Earth stood hard as iron, water like a stone;
Snow had fallen, snow on snow, snow on snow,
In the bleak midwinter, long ago.
It's icy here tonight. Plans made, weather permitting, will be remade. We came home from a haircut and a quick trip to exchange wrong-sized pajamas and a zip in and out of the grocery store and felt relieved that the water had just begun to turn to slippery stone. Other obligations, other opportunities, other wishes will have to wait.
Our God, Heaven cannot hold Him, nor earth sustain;
Heaven and earth shall flee away when He comes to reign.
In the bleak midwinter a stable place sufficed
The Lord God Almighty, Jesus Christ.

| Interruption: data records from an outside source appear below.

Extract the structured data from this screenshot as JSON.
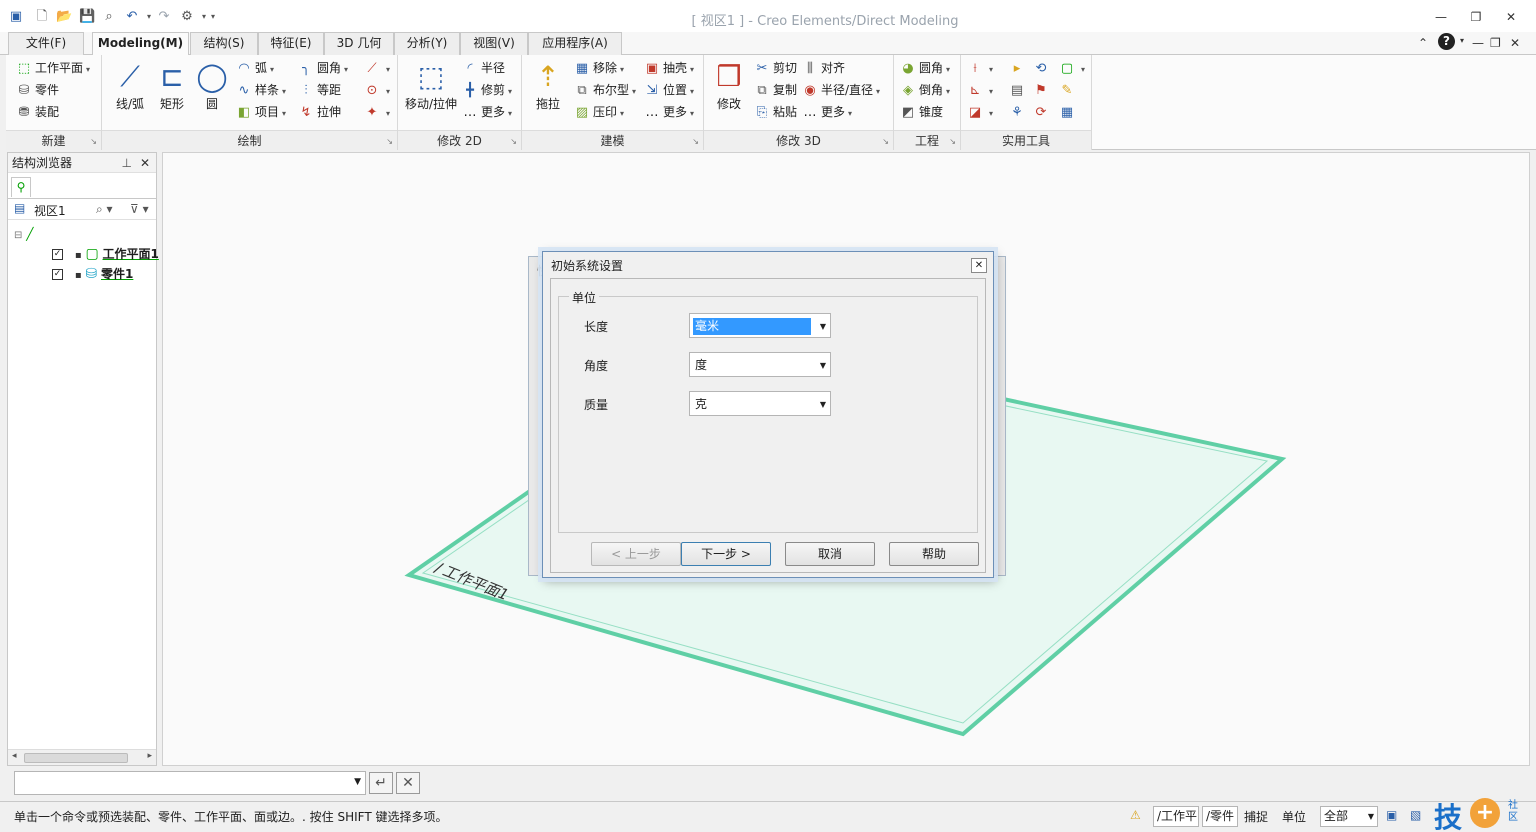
{
  "window": {
    "title": "[ 视区1 ] - Creo Elements/Direct Modeling",
    "accent_color": "#2a5fa8"
  },
  "tabs": [
    {
      "label": "文件(F)"
    },
    {
      "label": "Modeling(M)",
      "active": true
    },
    {
      "label": "结构(S)"
    },
    {
      "label": "特征(E)"
    },
    {
      "label": "3D 几何"
    },
    {
      "label": "分析(Y)"
    },
    {
      "label": "视图(V)"
    },
    {
      "label": "应用程序(A)"
    }
  ],
  "ribbon": {
    "new_group": {
      "label": "新建",
      "items": [
        "工作平面",
        "零件",
        "装配"
      ]
    },
    "draw_group": {
      "label": "绘制",
      "big": [
        "线/弧",
        "矩形",
        "圆"
      ],
      "small": [
        "弧",
        "样条",
        "项目",
        "圆角",
        "等距",
        "拉伸"
      ]
    },
    "modify2d_group": {
      "label": "修改 2D",
      "big": "移动/拉伸",
      "small": [
        "半径",
        "修剪",
        "更多"
      ]
    },
    "model_group": {
      "label": "建模",
      "big": "拖拉",
      "small": [
        "移除",
        "布尔型",
        "压印",
        "抽壳",
        "位置",
        "更多"
      ]
    },
    "modify3d_group": {
      "label": "修改 3D",
      "big": "修改",
      "small": [
        "剪切",
        "复制",
        "粘贴",
        "对齐",
        "半径/直径",
        "更多"
      ]
    },
    "eng_group": {
      "label": "工程",
      "small": [
        "圆角",
        "倒角",
        "锥度"
      ]
    },
    "util_group": {
      "label": "实用工具"
    }
  },
  "browser": {
    "title": "结构浏览器",
    "view_label": "视区1",
    "items": [
      {
        "label": "工作平面1",
        "checked": true,
        "color": "#00a000"
      },
      {
        "label": "零件1",
        "checked": true,
        "color": "#00a000"
      }
    ]
  },
  "viewport": {
    "plane_label": "/工作平面1",
    "plane_color": "#5fcfa5",
    "plane_fill": "#e8f8f2"
  },
  "dialog": {
    "title": "初始系统设置",
    "group_label": "单位",
    "fields": [
      {
        "label": "长度",
        "value": "毫米",
        "selected": true
      },
      {
        "label": "角度",
        "value": "度"
      },
      {
        "label": "质量",
        "value": "克"
      }
    ],
    "buttons": {
      "prev": "< 上一步",
      "next": "下一步 >",
      "cancel": "取消",
      "help": "帮助"
    }
  },
  "statusbar": {
    "message": "单击一个命令或预选装配、零件、工作平面、面或边。. 按住 SHIFT 键选择多项。",
    "wp": "/工作平",
    "part": "/零件",
    "snap": "捕捉",
    "unit": "单位",
    "filter": "全部"
  }
}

I actually like a snow day. It reminds me that we can't control everything, that sometimes time itself needs a break from being counted and manipulated so assiduously. Being cut off from travel opens the possibility of spending a day differently. There may be baking, surely writing, a little knitting, the making of a list, the wishing for more days before Christmas comes.
Enough for Him, whom cherubim, worship night and day,

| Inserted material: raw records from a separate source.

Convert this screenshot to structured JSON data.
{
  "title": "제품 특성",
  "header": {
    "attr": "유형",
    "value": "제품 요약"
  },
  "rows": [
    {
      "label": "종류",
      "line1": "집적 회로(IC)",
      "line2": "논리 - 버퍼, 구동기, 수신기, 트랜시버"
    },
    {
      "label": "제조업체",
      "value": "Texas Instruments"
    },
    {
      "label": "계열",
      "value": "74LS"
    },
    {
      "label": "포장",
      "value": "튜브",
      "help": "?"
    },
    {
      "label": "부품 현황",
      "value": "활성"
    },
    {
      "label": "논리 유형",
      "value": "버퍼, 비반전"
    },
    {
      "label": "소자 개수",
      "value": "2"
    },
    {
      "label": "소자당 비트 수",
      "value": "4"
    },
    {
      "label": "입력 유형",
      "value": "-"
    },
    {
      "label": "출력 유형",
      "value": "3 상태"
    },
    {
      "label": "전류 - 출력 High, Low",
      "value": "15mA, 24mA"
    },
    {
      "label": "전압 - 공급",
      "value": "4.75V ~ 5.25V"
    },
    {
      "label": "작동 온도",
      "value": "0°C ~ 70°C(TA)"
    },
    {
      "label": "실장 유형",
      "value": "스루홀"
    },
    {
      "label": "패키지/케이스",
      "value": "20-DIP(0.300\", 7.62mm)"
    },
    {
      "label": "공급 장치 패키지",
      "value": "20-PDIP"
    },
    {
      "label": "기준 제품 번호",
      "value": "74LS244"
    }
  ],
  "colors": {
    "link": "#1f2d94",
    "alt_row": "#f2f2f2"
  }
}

Breastful of milk, and a mangerful of hay;
Enough for Him, whom angels fall before,
The ox and ass and camel which adore.
At our house the animals are cats and dogs, and they spend an amazing proportion of their time completely relaxed. Oh, Sam does his work of barking when something or someone passes in front of the house. But mostly they lounge, only to perk up when they suspect there might be worship–of them. The tail will begin to whap hopefully against the floor, before the head raises even an inch.
Angels and archangels may have gathered there,
Cherubim and seraphim thronged the air;
But His mother only, in her maiden bliss,
Worshipped the beloved with a kiss.
My babies are grown, or almost. They communicate by cell phone, by text message, my angels of the wireless world. "My audition at Juilliard is January 24th." "What does LP want for Christmas?" Don't forget to withdraw your travel money, I say. When will you be home for Christmas, I type with my thumb on the tiny phone keys. It's only been a short time since we were all together, but I want it, again.
What can I give Him, poor as I am?
If I were a shepherd, I would bring a lamb;
If I were a Wise Man, I would do my part;
Yet what I can I give Him: give my heart.
My heart–my daughter–sits playing Holst's tune to Rossetti's words. I asked if she would sing it at a service. Yes, she said, and took the hymnal to the piano. She plays the right hand, all the way through, and then the left. I've done this so many times, "sounding" out the hymn chords, putting all the pieces in place. My dream, my daughter, the girl at the keyboard, does her part in the bleak midwinter.
("In the Bleak Midwinter," Christina Rossetti)